▶ Exercise goal: Ignoring the pictures, repeat every entry below exactly as it appears.

___ Data to examine ___

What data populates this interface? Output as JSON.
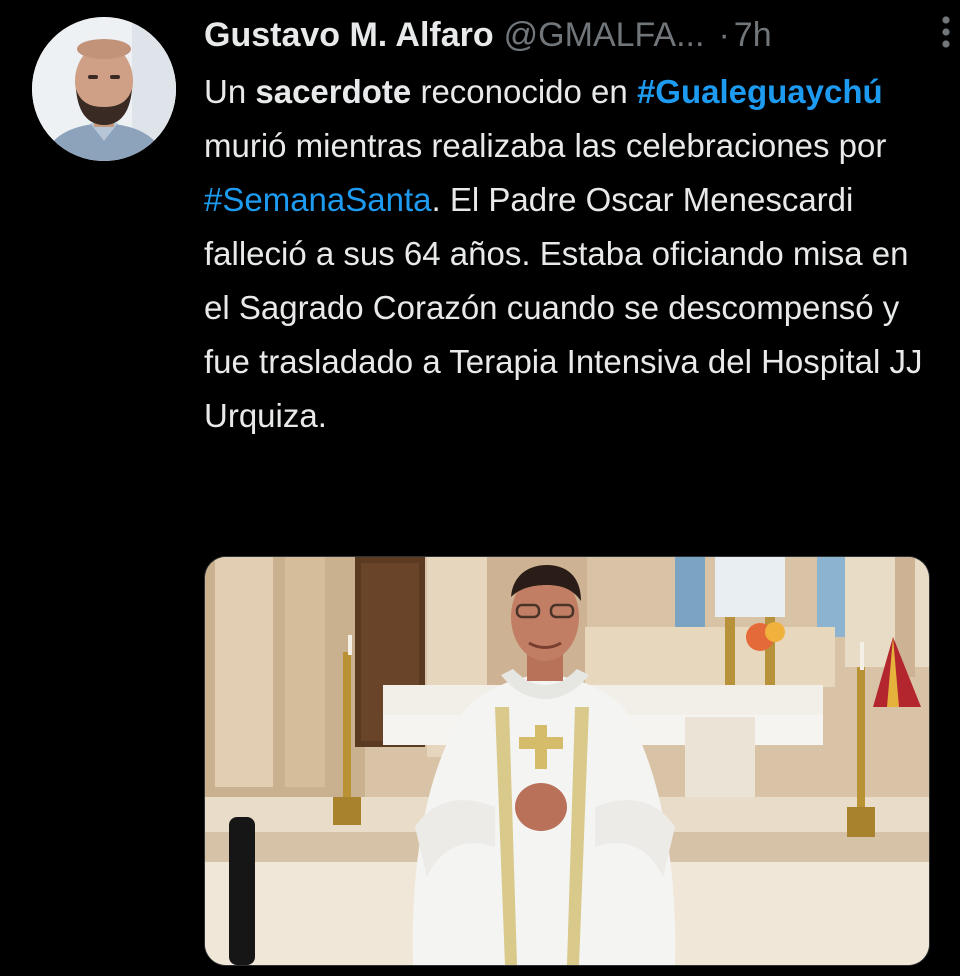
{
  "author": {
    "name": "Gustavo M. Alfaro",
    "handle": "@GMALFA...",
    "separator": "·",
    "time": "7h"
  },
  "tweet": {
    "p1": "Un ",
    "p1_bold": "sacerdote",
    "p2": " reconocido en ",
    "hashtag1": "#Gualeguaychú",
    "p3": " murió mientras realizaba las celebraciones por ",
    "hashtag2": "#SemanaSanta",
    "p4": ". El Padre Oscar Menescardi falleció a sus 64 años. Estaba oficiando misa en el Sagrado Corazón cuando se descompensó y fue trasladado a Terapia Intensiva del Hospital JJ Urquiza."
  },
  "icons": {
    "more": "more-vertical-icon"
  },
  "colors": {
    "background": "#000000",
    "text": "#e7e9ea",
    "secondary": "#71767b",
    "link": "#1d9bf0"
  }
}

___

▶ Result for this exercise:
What data populates this interface? Output as JSON.
{
  "author": {
    "name": "Gustavo M. Alfaro",
    "handle": "@GMALFA...",
    "separator": "·",
    "time": "7h"
  },
  "tweet": {
    "p1": "Un ",
    "p1_bold": "sacerdote",
    "p2": " reconocido en ",
    "hashtag1": "#Gualeguaychú",
    "p3": " murió mientras realizaba las celebraciones por ",
    "hashtag2": "#SemanaSanta",
    "p4": ". El Padre Oscar Menescardi falleció a sus 64 años. Estaba oficiando misa en el Sagrado Corazón cuando se descompensó y fue trasladado a Terapia Intensiva del Hospital JJ Urquiza."
  },
  "icons": {
    "more": "more-vertical-icon"
  },
  "colors": {
    "background": "#000000",
    "text": "#e7e9ea",
    "secondary": "#71767b",
    "link": "#1d9bf0"
  }
}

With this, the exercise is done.